Review: Jose Gonzalez, Junip bring electric chills to Crowbar in Ybor City
The success of Jose Gonzalez’s solo career has relegated his band, Junip, to second-place status for years. That changed last year when the Swedish trio finally released its debut full-length album, Fields.
Tuesday’s performance at Ybor City’s Crowbar showed that while singer-guitarist Gonzalez may be Junip’s primary draw, bandmates Elias Araya on drums and keyboardist Tobias Winterkorn are equal partners.
Augmented by percussionist Joel Wästberg and bassist Johan Grettve, Junip proved tougher and more groove-oriented than its recordings would suggest.
Araya’s drumming was spare but commanding, propelling even the gauziest numbers. Winterkorn’s keyboards ranged from throbbing pulses of noise to vintage fusion-era electric piano.

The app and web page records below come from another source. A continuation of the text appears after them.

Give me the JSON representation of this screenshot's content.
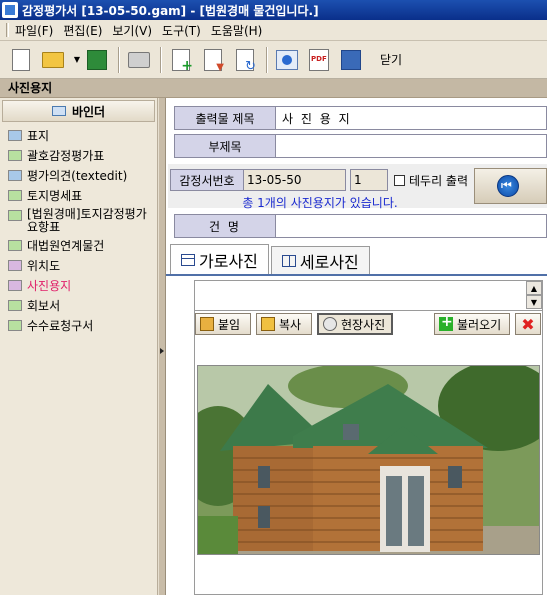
{
  "window": {
    "title": "감정평가서  [13-05-50.gam]   - [법원경매 물건입니다.]"
  },
  "menu": [
    {
      "label": "파일(F)"
    },
    {
      "label": "편집(E)"
    },
    {
      "label": "보기(V)"
    },
    {
      "label": "도구(T)"
    },
    {
      "label": "도움말(H)"
    }
  ],
  "toolbar": {
    "icons": [
      "new-document-icon",
      "open-folder-icon",
      "dropdown-arrow-icon",
      "save-icon",
      "print-icon",
      "add-document-icon",
      "download-document-icon",
      "refresh-document-icon",
      "info-icon",
      "pdf-icon",
      "floppy-icon"
    ],
    "close_label": "닫기"
  },
  "section": {
    "title": "사진용지"
  },
  "binder": {
    "header": "바인더",
    "items": [
      {
        "label": "표지",
        "color": "#a8c8e8"
      },
      {
        "label": "괄호감정평가표",
        "color": "#b8e0a0"
      },
      {
        "label": "평가의견(textedit)",
        "color": "#a8c8e8"
      },
      {
        "label": "토지명세표",
        "color": "#b8e0a0"
      },
      {
        "label": "[법원경매]토지감정평가요항표",
        "color": "#b8e0a0"
      },
      {
        "label": "대법원연계물건",
        "color": "#b8e0a0"
      },
      {
        "label": "위치도",
        "color": "#d8b8e0"
      },
      {
        "label": "사진용지",
        "color": "#d8b8e0",
        "active": true
      },
      {
        "label": "회보서",
        "color": "#b8e0a0"
      },
      {
        "label": "수수료청구서",
        "color": "#b8e0a0"
      }
    ]
  },
  "form": {
    "output_title_label": "출력물 제목",
    "output_title_value": "사 진 용 지",
    "subtitle_label": "부제목",
    "subtitle_value": "",
    "appraisal_no_label": "감정서번호",
    "appraisal_no_value": "13-05-50",
    "page_value": "1",
    "border_print_label": "테두리 출력",
    "border_print_checked": false,
    "photo_count_text": "총 1개의 사진용지가 있습니다.",
    "name_label": "건    명",
    "name_value": ""
  },
  "tabs": [
    {
      "label": "가로사진",
      "active": true
    },
    {
      "label": "세로사진",
      "active": false
    }
  ],
  "actions": {
    "paste": "붙임",
    "copy": "복사",
    "scene_photo": "현장사진",
    "load": "불러오기"
  }
}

Gonzalez’s understated vocals and nylon-string guitar were instantly identifiable from his solo recordings, but Junip placed them in an exciting and electric context.
The mechanical, piston beat of At the Doors recalled Neu!, but with a sumptuous chill all Junip’s own. Gonzalez’s icy calm gave Rope and Summit a subtle menace.

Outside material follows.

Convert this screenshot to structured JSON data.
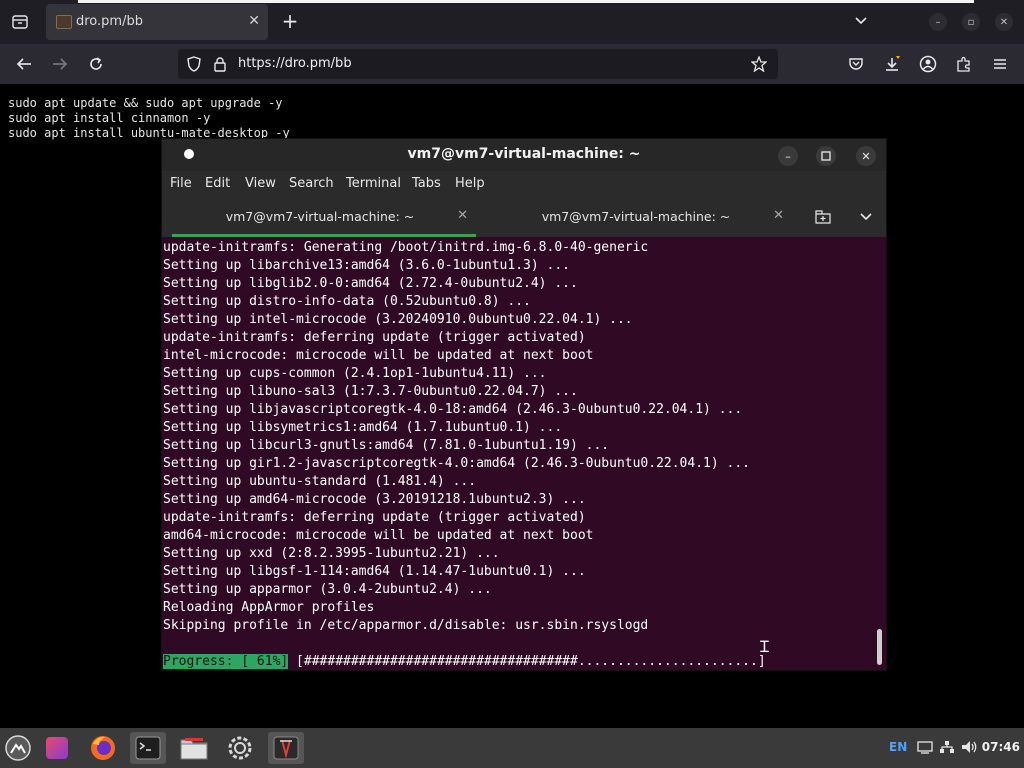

Gonzalez downplayed the frontman role, limiting his patter to thanking the audience every few songs and making a bit of small talk, once declaring Tampa “sticky but nice.”
The band’s dream-pop could be hypnotic but plenty among the Crowbar’s packed house were dancing throughout the show.
Helado Negro preceded Junip with a set of Spanish-language songs about his life in South Florida. Negro backed his song-stories with beat-heavy backing that was most successful when enough melody came through to complement his rich vocals.
Tampa’s King of Spain – Matt Slate and Daniel Wainwright – opened the show. The pair’s darkly melodic pop was an ideal complement to Junip’s similarly minded but sonically divergent approach.
-- Curtis Ross, tbt*